I see how this could pose a concern for the mayor’s office.
For public meetings, obviously anyone can attend and if the government unit allows for public comment, anyone could ask a question. And in general, reporters or interested members of the public might garner the attention of board members and ask them questions before or after a meeting. I don’t see how or why mayor would want to try and restrict access in this situation.
Press conferences by definition are for the media and are done through an invitation. I assume the mayor is trying to determine who they should invite. The mayor could start with any media outlet that has requested notices of meetings of the city council as noted in the state’s Open Door Law. My guess is that the Facebook entities probably aren’t aware of this provision of the Open Door Law.
Beyond that group, it’s going to be the call of the mayor who will have to determine some sort of criteria for its list of media contacts: Is the purported media outlet established as a business or non-profit entity with the Indiana Secretary of State? This would indicate a business model and not just a hobby by someone.
That would be a safer determination than the mayor choosing because he doesn’t like the coverage of A or criticism leveled at the administration by B. Someone could practice very sound journalism on a Facebook page, but with no business model, I don’t see how it could claim to be a media outlet. Filing the paperwork with the Secretary of State of Indiana would indicate a serious effort to become a sustainable media entity, even if it’s a non-profit plan.
From a public relations perspective, I wouldn’t recommend the mayor ignore queries from citizens (be they from Facebook writers, newspaper reporters, or citizens) because that only gives the non-professionals license to criticize the administration for being unresponsive.
The administration can respond to interview requests from these Facebook media as it fits the mayor’s schedule or records requests in accordance with the state’s Access to Public Records Act, but that doesn’t mean the mayor need invite the Facebook writer to a press conference.
State-set rates for notices does not apply to U.S. Marshal’s sale
Q: I am working on a U.S. Marshal’s Sale and it requires publication once a week for six weeks. Our system doesn’t have a rate for this type of request. Do you know if there is a special rate for this type of notice?

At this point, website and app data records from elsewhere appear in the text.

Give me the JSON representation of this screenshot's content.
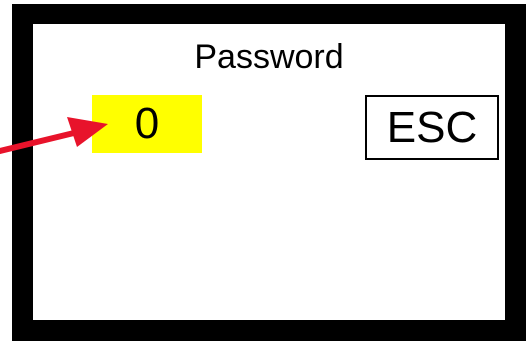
{
  "screen": {
    "title": "Password",
    "value": "0",
    "esc_label": "ESC"
  },
  "colors": {
    "frame": "#000000",
    "value_highlight": "#ffff00",
    "pointer_arrow": "#e8132b"
  },
  "icons": {
    "pointer": "red-arrow-icon"
  }
}
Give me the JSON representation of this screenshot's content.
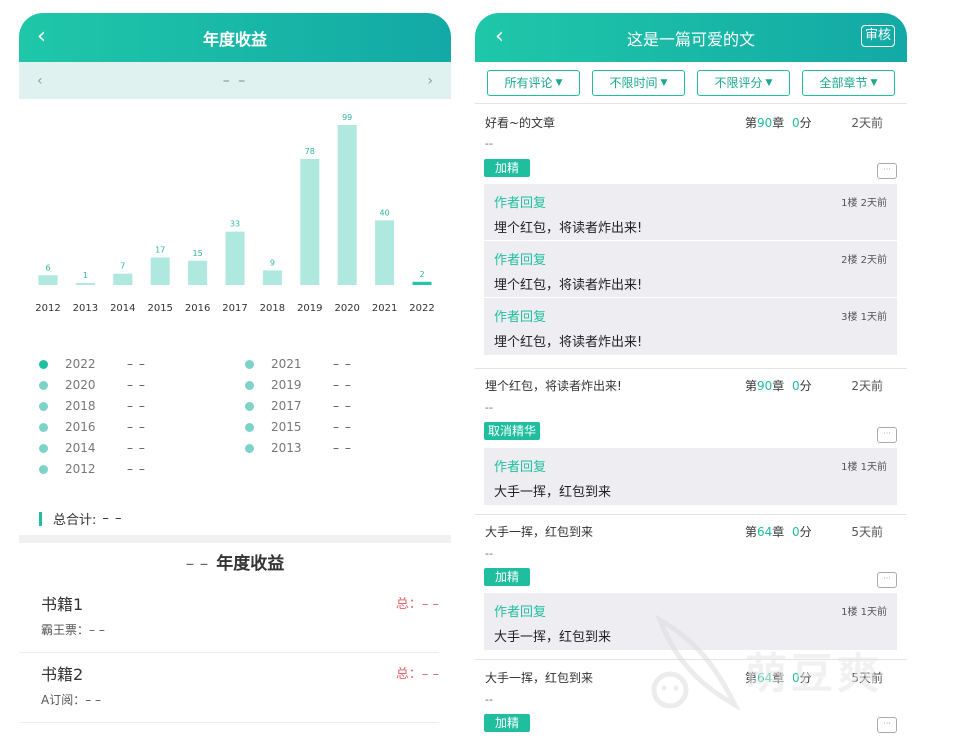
{
  "left": {
    "header": {
      "back_icon": "chevron-left-icon",
      "title": "年度收益"
    },
    "year_nav": {
      "prev_icon": "chevron-left-icon",
      "current": "– –",
      "next_icon": "chevron-right-icon"
    },
    "legend": [
      {
        "year": "2022",
        "value": "– –",
        "active": true
      },
      {
        "year": "2021",
        "value": "– –",
        "active": false
      },
      {
        "year": "2020",
        "value": "– –",
        "active": false
      },
      {
        "year": "2019",
        "value": "– –",
        "active": false
      },
      {
        "year": "2018",
        "value": "– –",
        "active": false
      },
      {
        "year": "2017",
        "value": "– –",
        "active": false
      },
      {
        "year": "2016",
        "value": "– –",
        "active": false
      },
      {
        "year": "2015",
        "value": "– –",
        "active": false
      },
      {
        "year": "2014",
        "value": "– –",
        "active": false
      },
      {
        "year": "2013",
        "value": "– –",
        "active": false
      },
      {
        "year": "2012",
        "value": "– –",
        "active": false
      }
    ],
    "total": {
      "label": "总合计:",
      "value": "– –"
    },
    "section": {
      "prefix": "– –",
      "title": "年度收益"
    },
    "books": [
      {
        "name": "书籍1",
        "total": "总：– –",
        "sub": "霸王票：– –"
      },
      {
        "name": "书籍2",
        "total": "总：– –",
        "sub": "A订阅：– –"
      }
    ],
    "colors": {
      "accent": "#1fbe9f",
      "bar": "#aee8df",
      "total_red": "#e8636b"
    }
  },
  "chart_data": {
    "type": "bar",
    "categories": [
      "2012",
      "2013",
      "2014",
      "2015",
      "2016",
      "2017",
      "2018",
      "2019",
      "2020",
      "2021",
      "2022"
    ],
    "values": [
      6,
      1,
      7,
      17,
      15,
      33,
      9,
      78,
      99,
      40,
      2
    ],
    "title": "",
    "xlabel": "",
    "ylabel": "",
    "ylim": [
      0,
      99
    ],
    "grid": false
  },
  "right": {
    "header": {
      "back_icon": "chevron-left-icon",
      "title": "这是一篇可爱的文",
      "audit": "审核"
    },
    "filters": [
      {
        "label": "所有评论"
      },
      {
        "label": "不限时间"
      },
      {
        "label": "不限评分"
      },
      {
        "label": "全部章节"
      }
    ],
    "comments": [
      {
        "text": "好看~的文章",
        "chapter_prefix": "第",
        "chapter": "90",
        "chapter_suffix": "章",
        "score": "0",
        "score_suffix": "分",
        "ago": "2天前",
        "dash": "--",
        "tag": "加精",
        "replies": [
          {
            "who": "作者回复",
            "floor": "1楼 2天前",
            "msg": "埋个红包，将读者炸出来!"
          },
          {
            "who": "作者回复",
            "floor": "2楼 2天前",
            "msg": "埋个红包，将读者炸出来!"
          },
          {
            "who": "作者回复",
            "floor": "3楼 1天前",
            "msg": "埋个红包，将读者炸出来!"
          }
        ]
      },
      {
        "text": "埋个红包，将读者炸出来!",
        "chapter_prefix": "第",
        "chapter": "90",
        "chapter_suffix": "章",
        "score": "0",
        "score_suffix": "分",
        "ago": "2天前",
        "dash": "--",
        "tag": "取消精华",
        "replies": [
          {
            "who": "作者回复",
            "floor": "1楼 1天前",
            "msg": "大手一挥，红包到来"
          }
        ]
      },
      {
        "text": "大手一挥，红包到来",
        "chapter_prefix": "第",
        "chapter": "64",
        "chapter_suffix": "章",
        "score": "0",
        "score_suffix": "分",
        "ago": "5天前",
        "dash": "--",
        "tag": "加精",
        "replies": [
          {
            "who": "作者回复",
            "floor": "1楼 1天前",
            "msg": "大手一挥，红包到来"
          }
        ]
      },
      {
        "text": "大手一挥，红包到来",
        "chapter_prefix": "第",
        "chapter": "64",
        "chapter_suffix": "章",
        "score": "0",
        "score_suffix": "分",
        "ago": "5天前",
        "dash": "--",
        "tag": "加精",
        "replies": []
      }
    ],
    "bubble_icon": "comment-bubble-icon"
  },
  "watermark": {
    "text": "萌豆爽"
  }
}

A: You are free to charge the federal marshal the rate you would change a local customer for a classified advertisement that they would want to run six times. The state-set rate for notices from government units only applies to Indiana and local government units. It doesn’t apply to federal agencies. So treat the Marshal as you would a local advertising customer.
State law requires law enforcement to make certain info available
Q: In the past, the Michigan City Police Department has sent us daily police reports – everything from dogs running loose to shootings. This included the formatted report, and officer’s narrative, which helped us write crime stories by providing more detail than the form portion. On Monday the MCPD daily reports did not include the narrative portion of the report, so basically all we get is the time, place, date and Indiana Code citation for the crime committed. This forces us to make a call to police for every single case we want to write about or to determine whether it’s worth writing a story. I spoke with the department PIO and he said the directive to stop releasing the narrative portion of the reports came from La Porte County Prosecutor John Lake. Does the prosecutor have the authority to stop police from sending out complete reports?
A: The prosecutor has an ethical obligation to protect the ability of a defendant to have a fair trial, but state law requires law enforcement to make certain information available when there has been an alleged or possible crime [I.C. 5-14-3-5(c)] in the state’s Public Access to Records Act. That information includes “the factual circumstances surrounding the incident.” That’s what the officer’s narrative usually covers.
You’ll need to ask the prosecutor what he expects the police to do to complete its statutory obligation when facing a ban on the narrative. If another form must be completed, the prosecutor will be doubling the paperwork for officers — unnecessarily from HSPA’s viewpoint.
The state law requirement for the provision of this information insulates the prosecutor from any disciplinary claim that he/she is violating any ethical canon.
Send your questions to Steve Key, HSPA executive director and general counsel, email@example.com.